Over the last six months, things seem to have been going pretty well for the company. While the pattern of success is far from realized, the trajectory of the company certainly looks much better than it did even one year ago. However, along with the rise in the prospects of the company came a rise in its share price. The real question is whether or not this increase has accounted for the entire rise in value. A look at Google Finance, Reuters, and others report that shares are trading at a bargain 6.2 P/E ratio. However, this is a gross inaccuracy as it includes the $2.8 billion post-tax revenue received from the third quarter sale of half of the company's stake in Alibaba. Taking this out of consideration by annualizing Yahoo!'s most recent quarter, the stock trades at a P/E ratio of about 20, in line with the sector average. In the last quarter, revenues grew 2% YoY, but operating and net income actually fell due to an increase in traffic acquisition costs. In spite of that, Yahoo! managed to record its first year of growth in four years, which certainly helps fuel investor optimism.

Further evaluation of earnings in the past two quarters provides further mixed feelings.

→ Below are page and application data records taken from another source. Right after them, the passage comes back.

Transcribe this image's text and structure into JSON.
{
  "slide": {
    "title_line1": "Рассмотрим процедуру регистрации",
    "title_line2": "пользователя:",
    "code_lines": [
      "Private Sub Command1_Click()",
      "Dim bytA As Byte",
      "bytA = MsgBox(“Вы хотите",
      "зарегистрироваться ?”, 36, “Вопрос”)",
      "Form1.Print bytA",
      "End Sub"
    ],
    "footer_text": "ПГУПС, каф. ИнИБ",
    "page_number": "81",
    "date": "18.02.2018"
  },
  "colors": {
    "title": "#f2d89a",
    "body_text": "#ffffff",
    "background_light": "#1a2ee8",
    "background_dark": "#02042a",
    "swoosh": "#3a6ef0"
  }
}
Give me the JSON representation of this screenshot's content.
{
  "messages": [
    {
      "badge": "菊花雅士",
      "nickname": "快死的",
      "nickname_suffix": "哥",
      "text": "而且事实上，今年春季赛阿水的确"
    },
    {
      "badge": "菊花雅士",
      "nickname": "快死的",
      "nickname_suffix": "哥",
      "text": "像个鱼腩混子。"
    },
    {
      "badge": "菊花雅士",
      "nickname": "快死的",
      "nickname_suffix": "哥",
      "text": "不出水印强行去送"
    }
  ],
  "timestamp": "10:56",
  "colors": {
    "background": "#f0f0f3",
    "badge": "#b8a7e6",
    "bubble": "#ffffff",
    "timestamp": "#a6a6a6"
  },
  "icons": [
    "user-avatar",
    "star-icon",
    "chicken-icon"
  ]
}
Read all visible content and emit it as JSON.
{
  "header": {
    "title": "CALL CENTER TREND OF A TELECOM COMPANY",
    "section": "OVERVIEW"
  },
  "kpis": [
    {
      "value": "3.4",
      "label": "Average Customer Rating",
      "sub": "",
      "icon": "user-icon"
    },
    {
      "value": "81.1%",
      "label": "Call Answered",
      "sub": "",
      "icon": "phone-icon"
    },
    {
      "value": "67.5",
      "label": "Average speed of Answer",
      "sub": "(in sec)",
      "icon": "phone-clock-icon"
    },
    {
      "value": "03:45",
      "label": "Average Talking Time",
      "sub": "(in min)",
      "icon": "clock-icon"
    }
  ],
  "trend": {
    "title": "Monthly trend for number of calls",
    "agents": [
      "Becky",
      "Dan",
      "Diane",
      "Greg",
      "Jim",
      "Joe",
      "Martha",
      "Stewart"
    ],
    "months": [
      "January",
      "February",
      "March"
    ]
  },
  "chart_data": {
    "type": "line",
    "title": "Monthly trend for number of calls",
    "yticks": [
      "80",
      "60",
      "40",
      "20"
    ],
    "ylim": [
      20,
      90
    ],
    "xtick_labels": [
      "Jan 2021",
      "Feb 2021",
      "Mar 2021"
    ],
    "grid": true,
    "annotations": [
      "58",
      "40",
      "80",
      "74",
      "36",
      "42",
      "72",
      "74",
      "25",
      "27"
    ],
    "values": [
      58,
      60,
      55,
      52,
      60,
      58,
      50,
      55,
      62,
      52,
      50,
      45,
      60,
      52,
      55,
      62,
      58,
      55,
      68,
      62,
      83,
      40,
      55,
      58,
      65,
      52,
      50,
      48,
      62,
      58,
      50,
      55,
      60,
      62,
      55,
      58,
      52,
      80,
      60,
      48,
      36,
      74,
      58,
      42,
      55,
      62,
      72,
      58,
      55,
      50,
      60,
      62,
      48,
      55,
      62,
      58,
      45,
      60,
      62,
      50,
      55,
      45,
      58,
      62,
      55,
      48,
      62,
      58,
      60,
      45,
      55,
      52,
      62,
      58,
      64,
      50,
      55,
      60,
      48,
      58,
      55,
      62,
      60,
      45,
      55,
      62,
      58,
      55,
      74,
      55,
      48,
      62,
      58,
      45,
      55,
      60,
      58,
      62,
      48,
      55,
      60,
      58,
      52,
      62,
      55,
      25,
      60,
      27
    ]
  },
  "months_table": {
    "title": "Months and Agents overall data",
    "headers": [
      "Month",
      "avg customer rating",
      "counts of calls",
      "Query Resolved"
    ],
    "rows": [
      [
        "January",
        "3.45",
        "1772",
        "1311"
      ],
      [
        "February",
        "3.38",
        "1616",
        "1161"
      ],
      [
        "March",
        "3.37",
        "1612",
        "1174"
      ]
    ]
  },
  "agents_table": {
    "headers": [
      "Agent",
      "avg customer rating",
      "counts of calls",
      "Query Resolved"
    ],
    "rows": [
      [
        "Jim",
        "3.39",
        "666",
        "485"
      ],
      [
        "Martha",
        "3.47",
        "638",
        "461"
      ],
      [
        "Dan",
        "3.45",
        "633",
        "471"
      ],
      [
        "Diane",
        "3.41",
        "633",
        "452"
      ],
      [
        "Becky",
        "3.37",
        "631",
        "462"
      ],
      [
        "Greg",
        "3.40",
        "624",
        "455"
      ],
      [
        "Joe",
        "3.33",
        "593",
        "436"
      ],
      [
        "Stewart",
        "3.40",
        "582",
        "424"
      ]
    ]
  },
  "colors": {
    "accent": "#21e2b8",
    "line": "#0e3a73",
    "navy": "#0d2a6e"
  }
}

While revenues grew in both quarters on a YoY basis, the company has seen an actual decrease in sales in both its Europe/Middle East/Africa (EMEA) and Asia-Pacific (APAC) regions. Growth in the Americas has helped offset this, but the Americas also represent the company's largest and most developed market. Additionally, search revenues have grown both quarters. In the past year, the number of paid clicks has grown by 11%, giving us surprising evidence that Yahoo! is regaining its hold in the PC market. However, even more surprising is that display ads, the main type of ad for mobile platforms, has seen earnings decline, as the number of display ads sold has actually decreased by 10%. From a financial perspective, Yahoo! managed to protect from these losses by partially offsetting them with an advertising partnership with Microsoft that allows the companies to use one another's unsold and uncommitted ad space for a price. However, it certainly raises concerns about Yahoo's ability to generate enough mobile traffic to be an appealing marketing medium for companies, and their ability to monetize the millions of active users they already have.

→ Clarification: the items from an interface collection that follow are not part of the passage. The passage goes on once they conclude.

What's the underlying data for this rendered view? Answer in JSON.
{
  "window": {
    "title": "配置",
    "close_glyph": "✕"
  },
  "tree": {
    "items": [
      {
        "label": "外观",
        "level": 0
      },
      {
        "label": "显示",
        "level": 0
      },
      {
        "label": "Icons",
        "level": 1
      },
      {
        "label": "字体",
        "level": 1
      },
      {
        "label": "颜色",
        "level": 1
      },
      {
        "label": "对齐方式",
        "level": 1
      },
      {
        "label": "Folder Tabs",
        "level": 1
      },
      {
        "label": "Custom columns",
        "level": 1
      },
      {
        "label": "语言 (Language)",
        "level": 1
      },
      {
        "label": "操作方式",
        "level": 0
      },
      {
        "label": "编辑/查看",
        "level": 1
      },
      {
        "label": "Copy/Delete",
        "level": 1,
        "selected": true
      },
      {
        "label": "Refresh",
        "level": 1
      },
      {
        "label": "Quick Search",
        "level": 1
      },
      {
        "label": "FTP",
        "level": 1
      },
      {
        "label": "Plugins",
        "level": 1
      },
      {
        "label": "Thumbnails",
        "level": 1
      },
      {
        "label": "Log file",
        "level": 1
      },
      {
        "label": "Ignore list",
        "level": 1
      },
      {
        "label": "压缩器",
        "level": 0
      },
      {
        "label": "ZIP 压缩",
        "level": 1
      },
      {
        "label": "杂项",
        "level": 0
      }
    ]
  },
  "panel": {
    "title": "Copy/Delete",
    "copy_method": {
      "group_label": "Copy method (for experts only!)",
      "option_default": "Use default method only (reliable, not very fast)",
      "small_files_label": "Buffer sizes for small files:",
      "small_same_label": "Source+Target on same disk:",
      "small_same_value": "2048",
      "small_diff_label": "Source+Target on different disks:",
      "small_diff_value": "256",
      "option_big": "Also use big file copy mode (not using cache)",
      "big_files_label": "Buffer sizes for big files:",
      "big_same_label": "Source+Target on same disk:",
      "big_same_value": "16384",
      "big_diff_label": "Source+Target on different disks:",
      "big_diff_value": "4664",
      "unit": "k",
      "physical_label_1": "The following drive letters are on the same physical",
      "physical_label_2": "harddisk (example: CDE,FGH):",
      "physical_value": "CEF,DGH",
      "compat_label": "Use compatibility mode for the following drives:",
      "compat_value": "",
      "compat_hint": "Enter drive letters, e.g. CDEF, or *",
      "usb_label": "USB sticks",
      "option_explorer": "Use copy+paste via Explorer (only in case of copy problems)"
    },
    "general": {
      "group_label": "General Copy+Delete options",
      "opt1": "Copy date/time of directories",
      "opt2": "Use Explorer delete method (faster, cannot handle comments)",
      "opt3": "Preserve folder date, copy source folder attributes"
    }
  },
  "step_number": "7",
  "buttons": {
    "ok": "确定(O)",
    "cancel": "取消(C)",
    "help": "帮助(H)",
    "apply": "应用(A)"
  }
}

While the company's earnings metrics present convincing metrics for both optimism and pessimism, Yahoo!'s balance sheet is pristine, and leaves investors with a decidedly bullish sentiment. As of the end of Q3, Yahoo! had over $7.5 billion in cash, and $9.7 billion in current assets, representing 31% and 40% of the company's market cap, respectively. The amount of cash grew by $6 billion over the course of the quarter thanks to the Alibaba sale, and the company still holds a 24% stake in Alibaba, which plans to go public at some point in the last three years. The remaining position in Alibaba is valued at $8.1 billion, not including an additional $800 million in preferred shares. Additionally, Yahoo!'s holding in Yahoo Japan as of the end of the quarter was worth an additional $6.6 billion.

While the company has a full $17 billion in assets, they face only $2.5 billion in total liabilities. As a result, shares are trading at an enviable 1.6 times book value. For the sake of comparison, Google trades at 3.5 times book value, Microsoft trades at 3.5, and Facebook trades at 5.8 times book value.

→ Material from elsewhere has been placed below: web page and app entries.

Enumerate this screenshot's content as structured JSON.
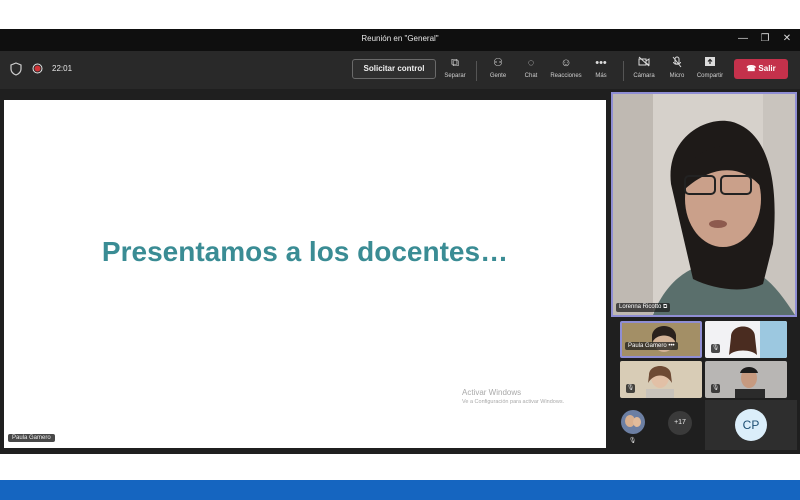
{
  "window": {
    "title": "Reunión en \"General\""
  },
  "toolbar": {
    "timer": "22:01",
    "request_control": "Solicitar control",
    "tools": [
      {
        "label": "Separar",
        "icon": "popout-icon"
      },
      {
        "label": "Gente",
        "icon": "people-icon"
      },
      {
        "label": "Chat",
        "icon": "chat-icon"
      },
      {
        "label": "Reacciones",
        "icon": "reactions-icon"
      },
      {
        "label": "Más",
        "icon": "more-icon"
      },
      {
        "label": "Cámara",
        "icon": "camera-off-icon"
      },
      {
        "label": "Micro",
        "icon": "mic-off-icon"
      },
      {
        "label": "Compartir",
        "icon": "share-icon"
      }
    ],
    "leave": "Salir"
  },
  "stage": {
    "slide_title": "Presentamos a los docentes…",
    "watermark_line1": "Activar Windows",
    "watermark_line2": "Ve a Configuración para activar Windows.",
    "presenter_name": "Paula Gamero"
  },
  "participants": {
    "main_speaker": "Lorenna Ricotto",
    "tile_names": [
      "Paula Gamero"
    ],
    "more_count": "+17",
    "avatar_initials": "CP"
  },
  "colors": {
    "leave": "#c4314b",
    "slide_title": "#3a8c94",
    "active_border": "#8f8ed4",
    "accent_band": "#1565c0"
  }
}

Additionally, the company is committed to returning capital to its shareholders. Mayer had announced in the past that all proceeds of the Alibaba sale would be returned to shareholders. In Q4, Yahoo! had already spent $1.5 billion of those funds buying roughly 80 million YHOO shares. Since the company doesn't give dividends and has already effectively utilized its buyback strategy, it's safe to assume the remaining $1.5 billion or so will be spent the same way - through share buybacks, as opposed to initiating a dividend or even issuing a special dividend as some had hoped.

Source: Makes You Want To Say: Yahoo!